Remember that SMC claims are additional benefits to what you would get for your standard VA disability compensation. You won’t get any retroactive pack pay for this segment, but you will start getting it monthly whenever the VA approves your SMC claim.
You can also get more than one SMC claim. Be sure that whoever you are working with to file your claim knows this. Many people think that once you get one SMC classification, that is enough and you don’t need to get more, but when we file your claim we work to get you all of the benefits that you sacrificed so much for.
So a Veteran can Receive More than 100% Disability?
Yes, all of these ratings are in addition to whatever your normal VA disability rating is. When your disability rating is calculated, it is considered separate from whether or not you qualify for SMC. Sometimes people assume that if you are applying for VA Disability and your rating states that your right arm and left hand are missing you automatically get SMC. The thing is, the VA is reviewing hundreds of appeals every day and if you aren’t explicit in your application, you can be overlooked. Since there is a 12-18 month wait on appeals and a 5-7 year wait on getting an appeal in front of a judge, you want to make sure you get it all right on the first try.
The amount that you get varies widely on what classification you are in and the other people in your household. A veteran that lives alone might get $5,055.60 per month for SMC-N1/2 but a veteran that is married and is taking care of her parents might get an additional $500 per month. Instead of just filling out the form and sending it in, make sure you do a comprehensive assessment of all of your conditions and needs. Preparing a strong case will help ensure that you aren’t struggling unnecessarily down the road.
Can I see a list of all SMC eligible disabilities?
You can see the exhaustive list here from the VA, but you’ll want to go over it with an experienced VA Disability Lawyer to see what items might be service-connected to your conditions.

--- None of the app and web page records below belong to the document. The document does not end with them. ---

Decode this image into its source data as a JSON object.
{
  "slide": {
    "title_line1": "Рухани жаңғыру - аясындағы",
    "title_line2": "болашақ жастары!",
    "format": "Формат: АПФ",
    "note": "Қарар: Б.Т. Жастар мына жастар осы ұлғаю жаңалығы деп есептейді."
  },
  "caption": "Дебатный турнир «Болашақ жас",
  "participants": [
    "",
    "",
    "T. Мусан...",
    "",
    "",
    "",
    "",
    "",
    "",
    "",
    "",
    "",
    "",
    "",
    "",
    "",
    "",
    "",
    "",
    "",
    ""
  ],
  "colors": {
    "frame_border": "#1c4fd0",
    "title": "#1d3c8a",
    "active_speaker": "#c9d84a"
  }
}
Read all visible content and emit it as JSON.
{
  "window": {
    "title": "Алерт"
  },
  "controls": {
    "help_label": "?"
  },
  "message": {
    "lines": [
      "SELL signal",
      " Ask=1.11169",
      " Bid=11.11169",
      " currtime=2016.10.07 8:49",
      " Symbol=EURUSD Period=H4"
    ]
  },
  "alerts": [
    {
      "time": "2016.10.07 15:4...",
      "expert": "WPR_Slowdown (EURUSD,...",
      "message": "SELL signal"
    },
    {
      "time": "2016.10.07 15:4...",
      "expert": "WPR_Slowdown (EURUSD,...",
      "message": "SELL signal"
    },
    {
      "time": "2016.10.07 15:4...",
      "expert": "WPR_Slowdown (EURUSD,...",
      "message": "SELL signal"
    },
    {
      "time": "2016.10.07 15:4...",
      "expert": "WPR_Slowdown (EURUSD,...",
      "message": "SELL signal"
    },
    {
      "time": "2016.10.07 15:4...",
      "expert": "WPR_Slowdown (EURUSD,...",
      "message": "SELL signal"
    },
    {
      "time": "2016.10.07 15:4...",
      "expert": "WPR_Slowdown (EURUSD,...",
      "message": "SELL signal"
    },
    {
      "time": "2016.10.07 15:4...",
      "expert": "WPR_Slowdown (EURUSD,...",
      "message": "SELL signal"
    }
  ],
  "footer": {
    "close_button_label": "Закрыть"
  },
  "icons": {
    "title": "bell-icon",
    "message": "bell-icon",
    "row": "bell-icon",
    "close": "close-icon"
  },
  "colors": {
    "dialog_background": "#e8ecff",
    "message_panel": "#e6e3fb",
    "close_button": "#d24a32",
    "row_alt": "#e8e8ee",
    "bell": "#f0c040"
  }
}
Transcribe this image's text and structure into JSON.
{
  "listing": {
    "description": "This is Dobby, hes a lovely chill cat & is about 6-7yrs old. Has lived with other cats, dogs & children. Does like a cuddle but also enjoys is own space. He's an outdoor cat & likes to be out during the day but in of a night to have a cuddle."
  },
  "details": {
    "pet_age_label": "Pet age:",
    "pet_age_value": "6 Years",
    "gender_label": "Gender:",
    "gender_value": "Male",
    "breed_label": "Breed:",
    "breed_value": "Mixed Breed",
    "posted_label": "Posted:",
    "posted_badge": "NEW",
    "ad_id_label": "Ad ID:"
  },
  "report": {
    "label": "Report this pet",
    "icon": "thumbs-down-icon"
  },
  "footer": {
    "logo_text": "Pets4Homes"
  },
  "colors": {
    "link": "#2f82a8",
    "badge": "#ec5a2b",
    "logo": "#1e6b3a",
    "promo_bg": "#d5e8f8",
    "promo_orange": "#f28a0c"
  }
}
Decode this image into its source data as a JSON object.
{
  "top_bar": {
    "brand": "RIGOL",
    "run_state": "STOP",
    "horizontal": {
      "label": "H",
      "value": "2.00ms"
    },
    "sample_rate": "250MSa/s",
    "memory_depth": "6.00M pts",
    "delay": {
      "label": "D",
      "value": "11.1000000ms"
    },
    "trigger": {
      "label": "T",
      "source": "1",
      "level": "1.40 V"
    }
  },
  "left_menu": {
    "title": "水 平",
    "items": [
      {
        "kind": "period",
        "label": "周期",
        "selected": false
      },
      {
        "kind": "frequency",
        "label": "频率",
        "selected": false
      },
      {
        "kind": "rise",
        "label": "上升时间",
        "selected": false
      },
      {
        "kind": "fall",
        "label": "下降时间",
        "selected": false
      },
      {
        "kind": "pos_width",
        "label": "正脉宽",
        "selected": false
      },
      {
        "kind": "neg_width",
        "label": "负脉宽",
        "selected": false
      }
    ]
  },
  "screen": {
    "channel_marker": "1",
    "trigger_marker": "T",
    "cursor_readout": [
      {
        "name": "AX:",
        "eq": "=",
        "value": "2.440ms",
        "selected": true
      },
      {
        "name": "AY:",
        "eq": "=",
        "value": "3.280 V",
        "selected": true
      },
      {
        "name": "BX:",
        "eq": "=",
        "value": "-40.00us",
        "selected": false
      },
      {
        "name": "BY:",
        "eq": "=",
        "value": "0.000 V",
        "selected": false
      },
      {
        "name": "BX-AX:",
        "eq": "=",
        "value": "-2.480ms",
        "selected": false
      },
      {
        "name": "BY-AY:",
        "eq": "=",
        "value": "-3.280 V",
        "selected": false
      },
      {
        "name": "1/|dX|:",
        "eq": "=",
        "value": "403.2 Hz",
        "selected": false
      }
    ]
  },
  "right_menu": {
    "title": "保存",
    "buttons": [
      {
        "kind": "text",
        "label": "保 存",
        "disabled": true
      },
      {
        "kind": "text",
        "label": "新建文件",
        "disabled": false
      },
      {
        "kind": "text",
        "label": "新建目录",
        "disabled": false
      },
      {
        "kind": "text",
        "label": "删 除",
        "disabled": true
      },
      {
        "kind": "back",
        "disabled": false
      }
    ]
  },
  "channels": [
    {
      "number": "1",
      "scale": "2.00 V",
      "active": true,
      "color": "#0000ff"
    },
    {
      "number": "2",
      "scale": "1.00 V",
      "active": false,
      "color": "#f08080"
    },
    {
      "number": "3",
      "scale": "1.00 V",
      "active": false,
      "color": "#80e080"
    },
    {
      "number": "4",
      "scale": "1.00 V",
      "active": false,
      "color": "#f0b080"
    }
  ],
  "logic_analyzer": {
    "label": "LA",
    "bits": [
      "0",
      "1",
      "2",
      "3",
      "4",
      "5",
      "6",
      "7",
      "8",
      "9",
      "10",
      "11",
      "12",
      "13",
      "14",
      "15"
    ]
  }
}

What forms do I fill out for SMC?
You’ll need to add the VA Form 21-526EZ to your application to be considered for SMC benefits. Just filling in the blanks might not be enough, though, so make sure you look at that form in the context of your complete application.